When Min Jin Lee was a college student, she heard a talk by an American missionary who worked with Korean people in Japan. It left a deep impression.
“He told the story of a 13-year-old Korean-Japanese boy who climbed to the top of his apartment building, jumped off and died,” she says. “His parents were shocked. They went through his personal things and found his middle-school yearbook. His Japanese classmates had written, ‘Go back to where you belong. You smell like kimchi. Die. Die. Die.’ ”
That lecture eventually led to her novel Pachinko, a book that spans nearly 100 years in the life of a Korean family. It was one of four best-fiction finalists in 2017’s National Book Awards. On Tuesday (March 6) , Lee will read from and discuss Pachinko at the Mercantile Library. It’s free and open to the public.
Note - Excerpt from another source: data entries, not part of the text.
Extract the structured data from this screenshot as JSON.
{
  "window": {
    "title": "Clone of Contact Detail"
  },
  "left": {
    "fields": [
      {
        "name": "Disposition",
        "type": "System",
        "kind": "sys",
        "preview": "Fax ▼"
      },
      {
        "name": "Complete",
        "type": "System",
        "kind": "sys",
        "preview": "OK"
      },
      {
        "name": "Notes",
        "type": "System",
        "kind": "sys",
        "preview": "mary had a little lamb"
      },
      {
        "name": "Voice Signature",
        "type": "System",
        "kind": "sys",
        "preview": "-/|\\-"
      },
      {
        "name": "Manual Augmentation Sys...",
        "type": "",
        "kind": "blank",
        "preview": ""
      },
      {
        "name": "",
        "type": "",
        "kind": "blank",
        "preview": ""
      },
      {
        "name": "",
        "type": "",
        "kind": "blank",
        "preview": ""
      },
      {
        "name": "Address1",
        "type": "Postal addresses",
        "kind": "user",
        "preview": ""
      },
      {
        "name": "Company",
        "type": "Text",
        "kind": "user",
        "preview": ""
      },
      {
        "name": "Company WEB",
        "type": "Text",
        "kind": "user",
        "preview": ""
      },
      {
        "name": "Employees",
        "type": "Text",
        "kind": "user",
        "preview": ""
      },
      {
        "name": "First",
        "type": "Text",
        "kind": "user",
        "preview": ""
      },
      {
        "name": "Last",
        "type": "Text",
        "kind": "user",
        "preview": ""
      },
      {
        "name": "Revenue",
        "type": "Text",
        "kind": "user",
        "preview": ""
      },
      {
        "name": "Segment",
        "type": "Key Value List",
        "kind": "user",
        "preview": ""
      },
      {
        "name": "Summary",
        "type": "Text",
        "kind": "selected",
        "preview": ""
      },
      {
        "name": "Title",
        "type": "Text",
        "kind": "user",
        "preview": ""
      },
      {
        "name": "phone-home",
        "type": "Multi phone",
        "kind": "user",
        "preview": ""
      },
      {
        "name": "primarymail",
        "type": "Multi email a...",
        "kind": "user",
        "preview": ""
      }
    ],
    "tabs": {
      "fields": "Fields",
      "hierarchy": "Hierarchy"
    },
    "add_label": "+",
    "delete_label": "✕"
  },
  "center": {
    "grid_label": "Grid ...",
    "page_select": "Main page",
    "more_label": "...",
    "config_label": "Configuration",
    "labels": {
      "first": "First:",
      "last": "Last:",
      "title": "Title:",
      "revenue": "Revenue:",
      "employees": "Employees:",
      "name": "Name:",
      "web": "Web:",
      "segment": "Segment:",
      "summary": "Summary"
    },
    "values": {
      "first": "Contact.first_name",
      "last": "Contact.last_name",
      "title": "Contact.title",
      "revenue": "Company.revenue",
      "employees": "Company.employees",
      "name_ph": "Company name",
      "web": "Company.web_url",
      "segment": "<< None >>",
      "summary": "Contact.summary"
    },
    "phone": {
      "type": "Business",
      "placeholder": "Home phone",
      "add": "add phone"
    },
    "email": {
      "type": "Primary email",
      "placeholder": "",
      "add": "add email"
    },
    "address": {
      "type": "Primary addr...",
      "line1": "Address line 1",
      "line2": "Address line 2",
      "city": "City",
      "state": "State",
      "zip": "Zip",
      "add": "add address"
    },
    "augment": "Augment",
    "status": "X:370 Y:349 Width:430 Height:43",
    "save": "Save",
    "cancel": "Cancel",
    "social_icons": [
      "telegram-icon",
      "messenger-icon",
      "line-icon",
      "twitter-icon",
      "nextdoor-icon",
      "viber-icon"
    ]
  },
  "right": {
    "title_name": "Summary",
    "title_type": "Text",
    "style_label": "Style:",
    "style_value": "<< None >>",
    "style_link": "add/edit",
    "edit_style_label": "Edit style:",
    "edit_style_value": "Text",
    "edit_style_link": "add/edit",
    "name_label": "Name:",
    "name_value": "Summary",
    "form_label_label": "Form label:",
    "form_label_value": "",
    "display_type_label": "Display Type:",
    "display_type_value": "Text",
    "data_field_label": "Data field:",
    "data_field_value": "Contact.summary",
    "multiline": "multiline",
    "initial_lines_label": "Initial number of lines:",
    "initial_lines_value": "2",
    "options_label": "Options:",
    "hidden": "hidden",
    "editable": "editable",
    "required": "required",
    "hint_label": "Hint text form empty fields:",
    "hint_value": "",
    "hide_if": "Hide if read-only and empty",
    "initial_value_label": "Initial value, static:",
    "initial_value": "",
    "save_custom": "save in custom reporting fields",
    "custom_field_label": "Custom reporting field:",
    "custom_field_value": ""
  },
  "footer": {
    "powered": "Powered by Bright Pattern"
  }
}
“History is a subject that I care about intensely,” Lee says. “And one of the things that I’m always coming up against is how much history we don’t have of people who don’t leave records. And that means most of us.”
“Even if you love history, you realize how limited the lenses are and just how few pages are given to people who are poor, illiterate and disenfranchised,” she continues. “And yet, most of history really is about all of us.”
The fictional family at the center of Pachinko grapples with the difficulties many transplanted people face: ethnic bias rooted in centuries of conflict, a desire to assimilate, fear of rejection and economic hardship.
For Koreans in Japan, one route to economic betterment was pachinko.
“Pachinko is a $203 billion dollar industry and a cornerstone of the Japanese economy,” Lee says. “It’s a vertical pinball game that’s gambling for adults; it’s not for children. Pachinko parlors are on every street corner and every train station.”
One of 11 Japanese people plays pachinko regularly, she notes, and $203 billion is twice the revenue of the Japanese export auto industry.
“Pachinko is seen as something that is very low class,” Lee adds. While the gambling that accompanies pachinko is illegal, the game itself is not.
Unlike the 13-year-old boy she heard about in college, Lee didn’t experience ethnic cruelty growing up. Born in Seoul, she came to the United States when she was 7-years-old, landing in Queens, N.Y.
“My father was 40 when he came to America,” she says. “He is a war refugee from North Korea. He came here because he believed there would be another war and he didn’t want to lose his family again.”
Her parents started out operating a news kiosk in Manhattan and eventually entered the wholesale costume-jewelry business. When she heard the story of the Korean boy, it stunned her. “My teachers and librarians showed me great kindness and enormous compassion when I was younger,” Lee says. “We lived in a poor neighborhood and didn’t have any money. I got to Yale because so many teachers pushed me along.”
After her first draft, Lee almost abandoned Pachinko. That version was set in 1980s Tokyo, but when she returned to the manuscript, she realized that she had to go back much further to show what it meant to be a Korean person in Japan.
In 1910, Japan formally annexed Korea, making every citizen a subject of the Japanese emperor until 1945. Thousands of Koreans immigrated to Japan in that period, many of them farmers with no claim to the land they once owned.
The Korean-Japanese population still dominates the pachinko industry today. “A lot of Japanese don’t like to admit that they work there,” Lee says. “They see it as something dirty that Koreans do.”
To Lee, pachinko is a metaphor for the lives of Koreans in Japan.
“Pachinko tilts toward the house, like every gambling situation,” she says. “I felt Koreans in Japan were doing something really interesting and difficult with their lives, which was to continue to persist in the face of great adversity.
“They were playing a rigged game. They were not unaware of the capriciousness of fate, yet they were continuing.”
Min Jin Lee will discuss Pachinko at 6 p.m. Tuesday (March 6) at the Mercantile Library (414 Walnut St., Downtown). To RSVP, call 513-621-0717 or email [email protected].